» The task
Within the listing below, how many lines hold the string "JSON"? Only the number should be given.

┌────────

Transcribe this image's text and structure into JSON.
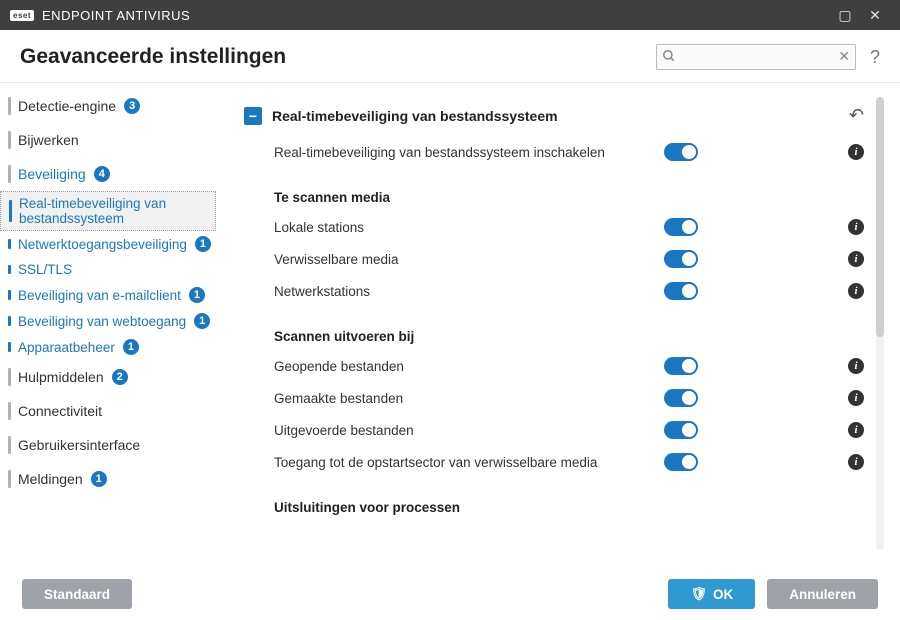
{
  "app": {
    "brand": "eset",
    "title": "ENDPOINT ANTIVIRUS"
  },
  "header": {
    "title": "Geavanceerde instellingen",
    "search_placeholder": ""
  },
  "sidebar": {
    "items": [
      {
        "label": "Detectie-engine",
        "badge": "3"
      },
      {
        "label": "Bijwerken"
      },
      {
        "label": "Beveiliging",
        "badge": "4",
        "active": true,
        "children": [
          {
            "label": "Real-timebeveiliging van bestandssysteem",
            "current": true
          },
          {
            "label": "Netwerktoegangsbeveiliging",
            "badge": "1"
          },
          {
            "label": "SSL/TLS"
          },
          {
            "label": "Beveiliging van e-mailclient",
            "badge": "1"
          },
          {
            "label": "Beveiliging van webtoegang",
            "badge": "1"
          },
          {
            "label": "Apparaatbeheer",
            "badge": "1"
          }
        ]
      },
      {
        "label": "Hulpmiddelen",
        "badge": "2"
      },
      {
        "label": "Connectiviteit"
      },
      {
        "label": "Gebruikersinterface"
      },
      {
        "label": "Meldingen",
        "badge": "1"
      }
    ]
  },
  "panel": {
    "section_title": "Real-timebeveiliging van bestandssysteem",
    "enable_row": {
      "label": "Real-timebeveiliging van bestandssysteem inschakelen"
    },
    "group_media": {
      "title": "Te scannen media",
      "rows": [
        {
          "label": "Lokale stations"
        },
        {
          "label": "Verwisselbare media"
        },
        {
          "label": "Netwerkstations"
        }
      ]
    },
    "group_scanon": {
      "title": "Scannen uitvoeren bij",
      "rows": [
        {
          "label": "Geopende bestanden"
        },
        {
          "label": "Gemaakte bestanden"
        },
        {
          "label": "Uitgevoerde bestanden"
        },
        {
          "label": "Toegang tot de opstartsector van verwisselbare media"
        }
      ]
    },
    "group_excl": {
      "title": "Uitsluitingen voor processen"
    }
  },
  "footer": {
    "default": "Standaard",
    "ok": "OK",
    "cancel": "Annuleren"
  }
}
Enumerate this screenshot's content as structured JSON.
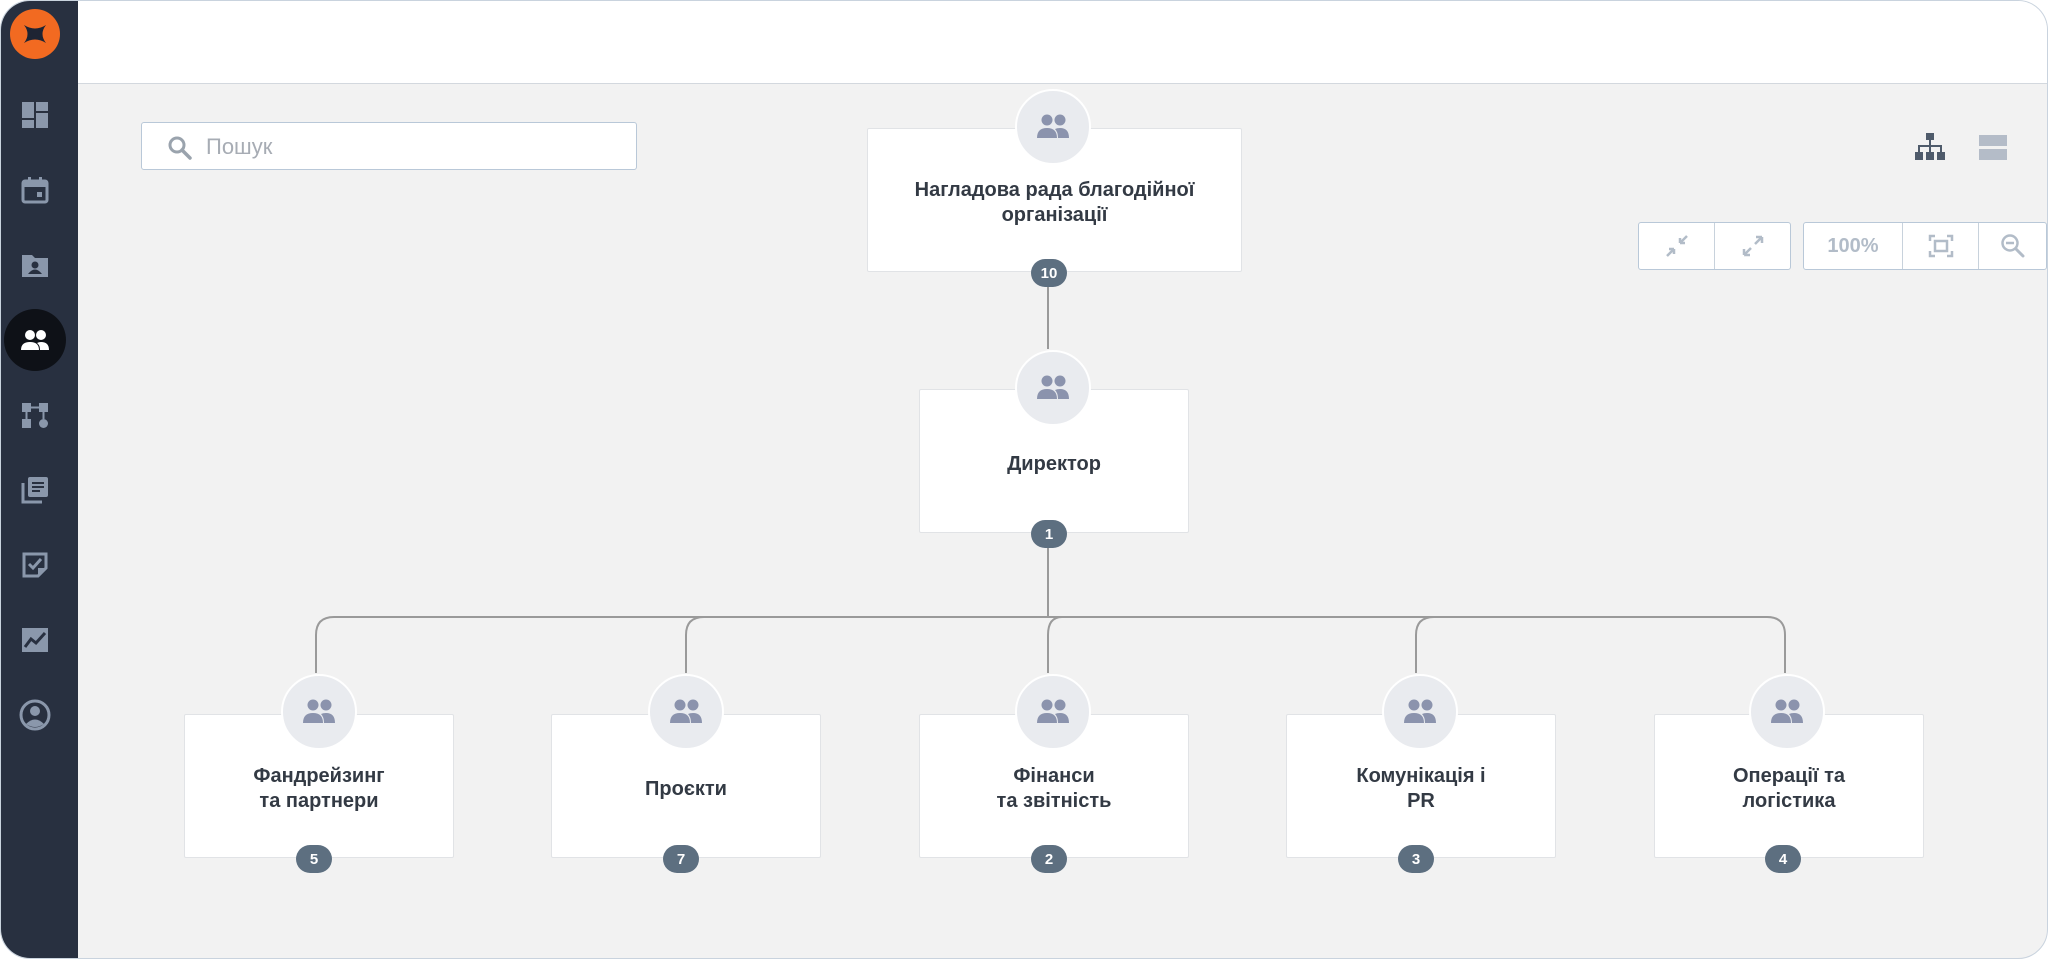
{
  "search": {
    "placeholder": "Пошук",
    "value": ""
  },
  "colors": {
    "sidebar": "#283040",
    "accent": "#f26a21",
    "badge": "#5d6f80",
    "canvas": "#f2f2f2"
  },
  "sidebar": {
    "logo": "app-logo",
    "items": [
      {
        "icon": "dashboard-icon",
        "active": false
      },
      {
        "icon": "calendar-icon",
        "active": false
      },
      {
        "icon": "contacts-folder-icon",
        "active": false
      },
      {
        "icon": "groups-icon",
        "active": true
      },
      {
        "icon": "workflow-icon",
        "active": false
      },
      {
        "icon": "library-icon",
        "active": false
      },
      {
        "icon": "tasks-icon",
        "active": false
      },
      {
        "icon": "analytics-icon",
        "active": false
      },
      {
        "icon": "account-icon",
        "active": false
      }
    ]
  },
  "view_toggle": {
    "tree": "org-tree-icon",
    "list": "list-view-icon",
    "active": "tree"
  },
  "toolbar": {
    "collapse": "collapse-icon",
    "expand": "expand-icon",
    "zoom_label": "100%",
    "fit": "fit-screen-icon",
    "zoom_out": "zoom-out-icon"
  },
  "org": {
    "root": {
      "title": "Нагладова рада благодійної\nорганізації",
      "count": "10"
    },
    "director": {
      "title": "Директор",
      "count": "1"
    },
    "departments": [
      {
        "title": "Фандрейзинг\nта партнери",
        "count": "5"
      },
      {
        "title": "Проєкти",
        "count": "7"
      },
      {
        "title": "Фінанси\nта звітність",
        "count": "2"
      },
      {
        "title": "Комунікація і\nPR",
        "count": "3"
      },
      {
        "title": "Операції та\nлогістика",
        "count": "4"
      }
    ]
  }
}
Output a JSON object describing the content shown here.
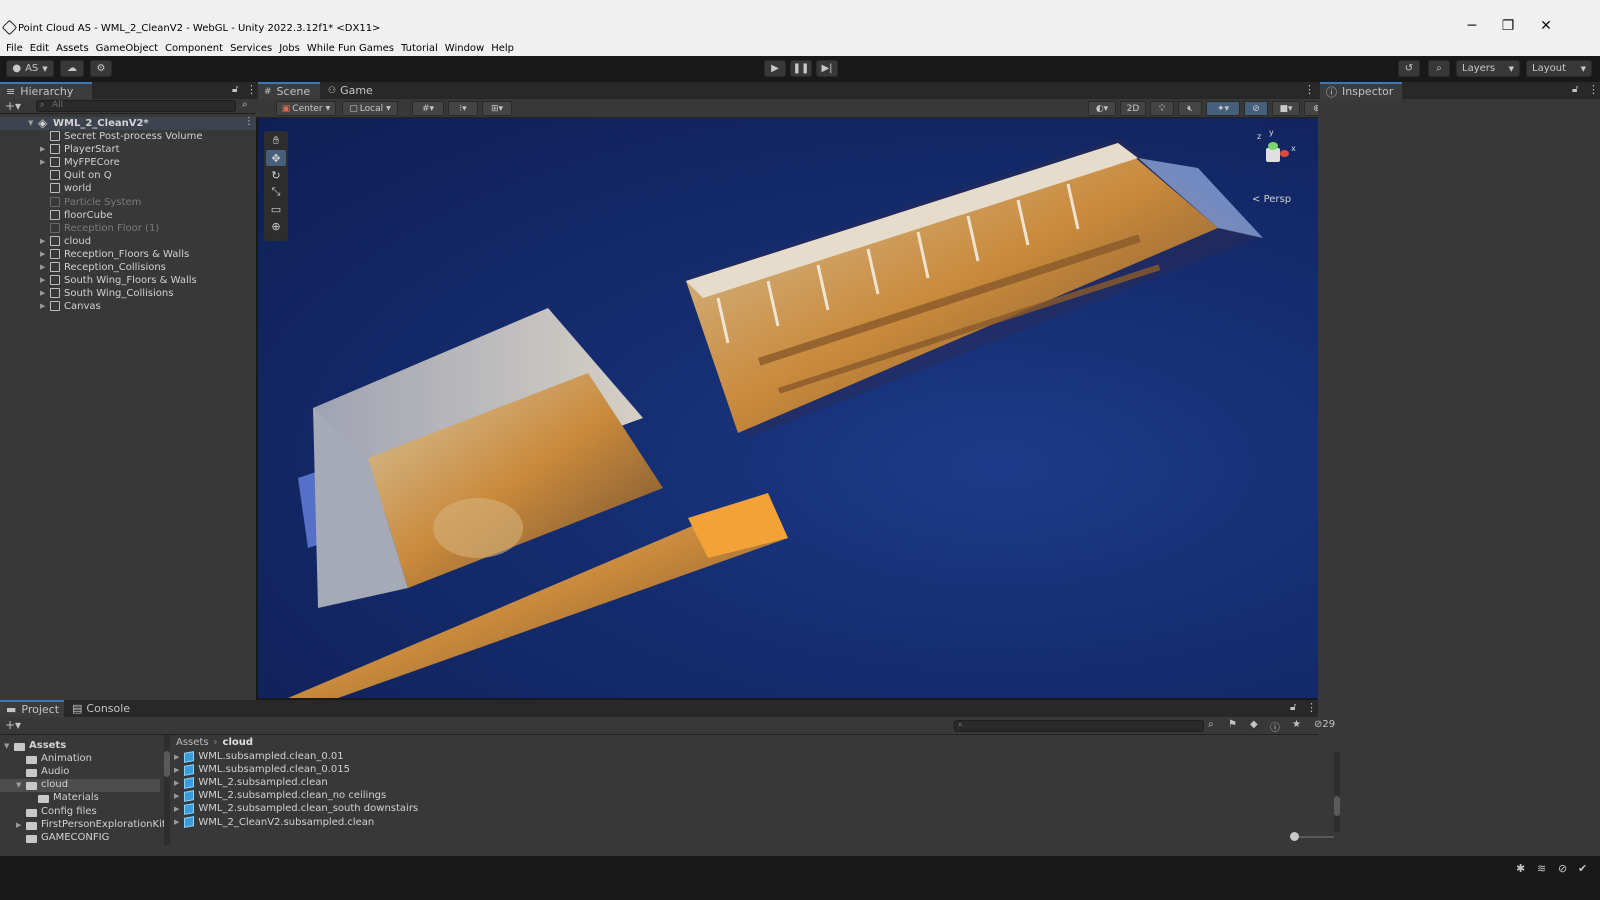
{
  "window": {
    "title": "Point Cloud AS - WML_2_CleanV2 - WebGL - Unity 2022.3.12f1* <DX11>",
    "controls": [
      "─",
      "❐",
      "✕"
    ]
  },
  "menu": [
    "File",
    "Edit",
    "Assets",
    "GameObject",
    "Component",
    "Services",
    "Jobs",
    "While Fun Games",
    "Tutorial",
    "Window",
    "Help"
  ],
  "toolbar": {
    "account_label": "AS",
    "layers_label": "Layers",
    "layout_label": "Layout"
  },
  "hierarchy": {
    "tab_label": "Hierarchy",
    "search_placeholder": "All",
    "scene_name": "WML_2_CleanV2*",
    "items": [
      {
        "label": "Secret Post-process Volume",
        "expandable": false,
        "dim": false
      },
      {
        "label": "PlayerStart",
        "expandable": true,
        "dim": false
      },
      {
        "label": "MyFPECore",
        "expandable": true,
        "dim": false
      },
      {
        "label": "Quit on Q",
        "expandable": false,
        "dim": false
      },
      {
        "label": "world",
        "expandable": false,
        "dim": false
      },
      {
        "label": "Particle System",
        "expandable": false,
        "dim": true
      },
      {
        "label": "floorCube",
        "expandable": false,
        "dim": false
      },
      {
        "label": "Reception Floor (1)",
        "expandable": false,
        "dim": true
      },
      {
        "label": "cloud",
        "expandable": true,
        "dim": false
      },
      {
        "label": "Reception_Floors & Walls",
        "expandable": true,
        "dim": false
      },
      {
        "label": "Reception_Collisions",
        "expandable": true,
        "dim": false
      },
      {
        "label": "South Wing_Floors & Walls",
        "expandable": true,
        "dim": false
      },
      {
        "label": "South Wing_Collisions",
        "expandable": true,
        "dim": false
      },
      {
        "label": "Canvas",
        "expandable": true,
        "dim": false
      }
    ]
  },
  "scene": {
    "tabs": [
      "Scene",
      "Game"
    ],
    "pivot_label": "Center",
    "space_label": "Local",
    "mode_2d": "2D",
    "persp_label": "Persp",
    "gizmo_axes": [
      "y",
      "z",
      "x"
    ]
  },
  "inspector": {
    "tab_label": "Inspector"
  },
  "project": {
    "tabs": [
      "Project",
      "Console"
    ],
    "breadcrumb": [
      "Assets",
      "cloud"
    ],
    "hidden_count": "29",
    "tree": [
      {
        "label": "Assets",
        "indent": 0,
        "bold": true,
        "expanded": true
      },
      {
        "label": "Animation",
        "indent": 1
      },
      {
        "label": "Audio",
        "indent": 1
      },
      {
        "label": "cloud",
        "indent": 1,
        "expanded": true,
        "selected": true
      },
      {
        "label": "Materials",
        "indent": 2
      },
      {
        "label": "Config files",
        "indent": 1
      },
      {
        "label": "FirstPersonExplorationKit",
        "indent": 1,
        "expandable": true
      },
      {
        "label": "GAMECONFIG",
        "indent": 1
      }
    ],
    "assets": [
      "WML.subsampled.clean_0.01",
      "WML.subsampled.clean_0.015",
      "WML_2.subsampled.clean",
      "WML_2.subsampled.clean_no ceilings",
      "WML_2.subsampled.clean_south downstairs",
      "WML_2_CleanV2.subsampled.clean"
    ]
  }
}
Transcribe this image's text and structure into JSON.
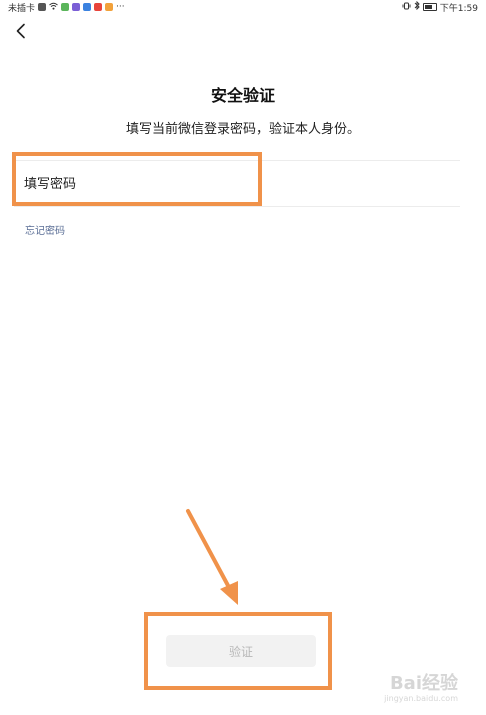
{
  "status_bar": {
    "carrier": "未插卡",
    "time": "下午1:59",
    "more": "···"
  },
  "header": {
    "back_icon": "chevron-left-icon"
  },
  "main": {
    "title": "安全验证",
    "subtitle": "填写当前微信登录密码，验证本人身份。",
    "password_placeholder": "填写密码",
    "forgot_password": "忘记密码",
    "verify_button": "验证"
  },
  "annotations": {
    "highlight_color": "#f0924a"
  },
  "watermark": {
    "brand": "Bai经验",
    "url": "jingyan.baidu.com"
  },
  "colors": {
    "link": "#586c94",
    "button_bg": "#f2f2f2",
    "button_text": "#b8b8b8"
  }
}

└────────

» Final answer
4